Fall Allergies: Seasonal Tips to End the Itch

Want to ditch the itch, leaky nose, and watery eyes of seasonal allergies? These tips can help.

Medically Reviewed by Brunilda Nazario, MD on July 01, 2007

Every fall, you're suddenly sneezing, coughing. Could it be fallallergies?

It's certainly a possibility. Ragweed blooms profusely this time of year.Those lovely, falling leaves become moldy, rotting vegetation after they hitthe ground. And no surprise it turns out many people are sensitive to bothragweed pollen and mold.
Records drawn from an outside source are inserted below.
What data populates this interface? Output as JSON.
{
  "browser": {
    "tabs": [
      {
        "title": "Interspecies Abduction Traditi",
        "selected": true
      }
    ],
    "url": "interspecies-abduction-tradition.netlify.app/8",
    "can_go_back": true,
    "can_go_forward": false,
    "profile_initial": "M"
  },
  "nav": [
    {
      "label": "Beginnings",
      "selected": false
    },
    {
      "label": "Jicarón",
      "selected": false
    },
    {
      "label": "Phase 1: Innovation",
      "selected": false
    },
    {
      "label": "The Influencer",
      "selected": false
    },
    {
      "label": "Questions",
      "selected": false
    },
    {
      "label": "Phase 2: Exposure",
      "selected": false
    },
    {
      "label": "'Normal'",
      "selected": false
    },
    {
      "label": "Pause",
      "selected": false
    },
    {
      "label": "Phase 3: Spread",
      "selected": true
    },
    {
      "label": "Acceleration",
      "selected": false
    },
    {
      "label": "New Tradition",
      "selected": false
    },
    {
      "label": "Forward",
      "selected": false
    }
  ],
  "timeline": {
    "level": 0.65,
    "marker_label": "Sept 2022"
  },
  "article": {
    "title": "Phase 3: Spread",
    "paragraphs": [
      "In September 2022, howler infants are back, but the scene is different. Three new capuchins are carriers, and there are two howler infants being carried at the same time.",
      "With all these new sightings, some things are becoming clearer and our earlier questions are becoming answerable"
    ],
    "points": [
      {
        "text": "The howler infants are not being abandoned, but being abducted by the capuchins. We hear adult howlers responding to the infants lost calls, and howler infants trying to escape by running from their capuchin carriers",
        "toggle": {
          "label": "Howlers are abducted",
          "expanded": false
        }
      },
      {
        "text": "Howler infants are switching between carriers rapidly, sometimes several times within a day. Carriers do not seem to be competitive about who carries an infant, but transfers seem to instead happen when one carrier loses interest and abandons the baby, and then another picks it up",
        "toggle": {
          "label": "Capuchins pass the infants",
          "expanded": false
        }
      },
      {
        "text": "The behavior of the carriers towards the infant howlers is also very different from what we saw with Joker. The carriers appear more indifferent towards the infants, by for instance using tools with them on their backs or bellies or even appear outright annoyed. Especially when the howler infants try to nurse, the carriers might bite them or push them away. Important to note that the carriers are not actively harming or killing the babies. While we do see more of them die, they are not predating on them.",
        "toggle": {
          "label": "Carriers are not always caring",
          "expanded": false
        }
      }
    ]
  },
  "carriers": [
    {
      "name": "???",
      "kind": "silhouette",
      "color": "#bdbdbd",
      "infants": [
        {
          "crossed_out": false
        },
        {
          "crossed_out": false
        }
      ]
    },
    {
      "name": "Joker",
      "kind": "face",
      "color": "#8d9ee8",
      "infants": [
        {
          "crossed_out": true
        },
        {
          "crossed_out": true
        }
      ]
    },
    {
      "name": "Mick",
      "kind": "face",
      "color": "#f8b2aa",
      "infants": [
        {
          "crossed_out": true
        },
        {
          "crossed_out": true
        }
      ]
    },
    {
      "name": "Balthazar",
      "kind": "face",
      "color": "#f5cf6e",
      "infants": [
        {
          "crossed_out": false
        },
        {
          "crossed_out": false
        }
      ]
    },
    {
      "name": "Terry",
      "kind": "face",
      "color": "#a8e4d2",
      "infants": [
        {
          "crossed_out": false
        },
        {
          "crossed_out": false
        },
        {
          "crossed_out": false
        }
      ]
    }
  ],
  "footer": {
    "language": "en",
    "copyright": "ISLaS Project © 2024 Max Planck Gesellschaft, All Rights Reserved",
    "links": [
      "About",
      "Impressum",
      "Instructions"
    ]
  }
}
Dust mites can also trigger fall allergy symptoms. Althoughthey're present year-round, dust mites are stirred up by dirty ventilationsystems. When you turn on your furnace, mold and dust mites are jettisoned intoyour air space.

Start Treatment Before Fall Allergies Start
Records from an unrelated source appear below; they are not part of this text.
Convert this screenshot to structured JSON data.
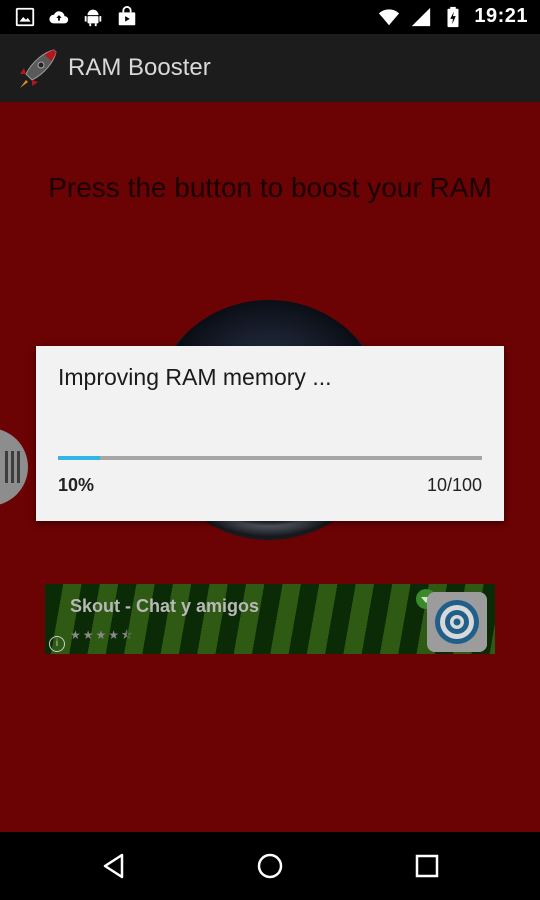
{
  "status_bar": {
    "time": "19:21",
    "icons_left": [
      "image-icon",
      "cloud-upload-icon",
      "android-icon",
      "shopping-bag-icon"
    ],
    "icons_right": [
      "wifi-icon",
      "signal-icon",
      "battery-charging-icon"
    ]
  },
  "action_bar": {
    "title": "RAM Booster",
    "logo": "rocket-logo"
  },
  "main": {
    "instruction": "Press the button to boost your RAM"
  },
  "ad": {
    "title": "Skout - Chat y amigos",
    "stars": "★★★★⯪",
    "info": "i"
  },
  "dialog": {
    "message": "Improving RAM memory ...",
    "progress_value": 10,
    "progress_max": 100,
    "percent_label": "10%",
    "count_label": "10/100"
  },
  "colors": {
    "background_red": "#6b0203",
    "action_bar": "#1c1c1c",
    "progress_accent": "#33b5e5",
    "dialog_bg": "#f2f2f2"
  }
}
Here's some advice: See a doctor soon. Don't wait until the symptoms hit tostart getting treatment. The best way to get relief from runny noses and itchy,watery eyes is to prevent them before they start.

Doctors advise starting your allergy medicines in late summer, since fallweed pollens start increasing during August and into September and last untilthe first frost, according to Dan Atkins, MD, director of ambulatory pediatricsat National Jewish Medical & Research Center in Denver.
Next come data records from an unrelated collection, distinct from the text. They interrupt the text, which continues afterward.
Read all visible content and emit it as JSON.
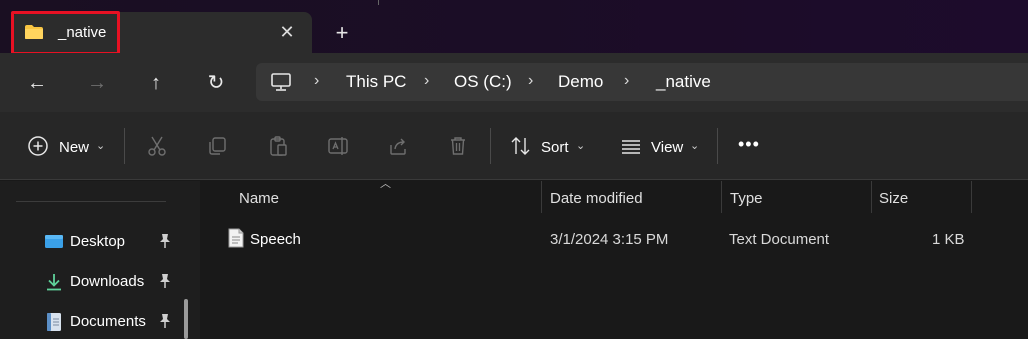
{
  "tab": {
    "title": "_native",
    "close_glyph": "✕",
    "new_tab_glyph": "+"
  },
  "nav": {
    "back_glyph": "←",
    "forward_glyph": "→",
    "up_glyph": "↑",
    "refresh_glyph": "↻"
  },
  "address": {
    "crumbs": [
      "This PC",
      "OS (C:)",
      "Demo",
      "_native"
    ],
    "separator": "›"
  },
  "toolbar": {
    "new_label": "New",
    "sort_label": "Sort",
    "view_label": "View",
    "caret": "⌄",
    "more_glyph": "•••"
  },
  "sidebar": {
    "items": [
      {
        "label": "Desktop",
        "icon": "desktop-icon"
      },
      {
        "label": "Downloads",
        "icon": "download-icon"
      },
      {
        "label": "Documents",
        "icon": "documents-icon"
      }
    ]
  },
  "columns": {
    "name": "Name",
    "date": "Date modified",
    "type": "Type",
    "size": "Size"
  },
  "files": [
    {
      "name": "Speech",
      "date": "3/1/2024 3:15 PM",
      "type": "Text Document",
      "size": "1 KB",
      "icon": "text-file-icon"
    }
  ],
  "colors": {
    "accent_highlight": "#e81123",
    "folder_yellow": "#f8c542",
    "desktop_blue": "#3aa0e8",
    "download_green": "#5fd39a"
  }
}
Fall Allergies: Know Your Options

Ready to tackle your fall allergies with medication? Take a look at these tips first:

  • Be careful with certain over-the-counter (OTC) nonprescription medications.Nasal allergy drops and eye drops have agents that can create what's known as a"rebound effect" which means that symptoms actually become worse,despite the temporary relief.
  • A primary care doctor may advise specific OTC allergy medications as thefirst step and for many people, they do take the edge off allergies so you canfunction just fine. Note: the decongestant in some allergy medications, likeClaratin, can raise bloodpressure. Talk to your doctor about which is right for you.
  • Mucinex can help with drainageand postnasal drip that causes coughing. Some people need a combinationapproach over-the-counter and prescription medications.
  • If those don't provide relief, your doctor may prescribe a stronger antihistamine. You may need to try different brandsuntil you find one that works best for you. Try one for a week, and if ithasn't worked, try another.
  • You may also need a prescription steroid nasal spray to control nasalcongestion and postnasal drip. Some people need prescription eyedrops for itchyeyes.
  • If you've tried all that without relief, see an allergist. You may behighly allergic to multiple things in your environment.

Coping with fall allergies may take an experimental approach, but, for most,relief is close at hand.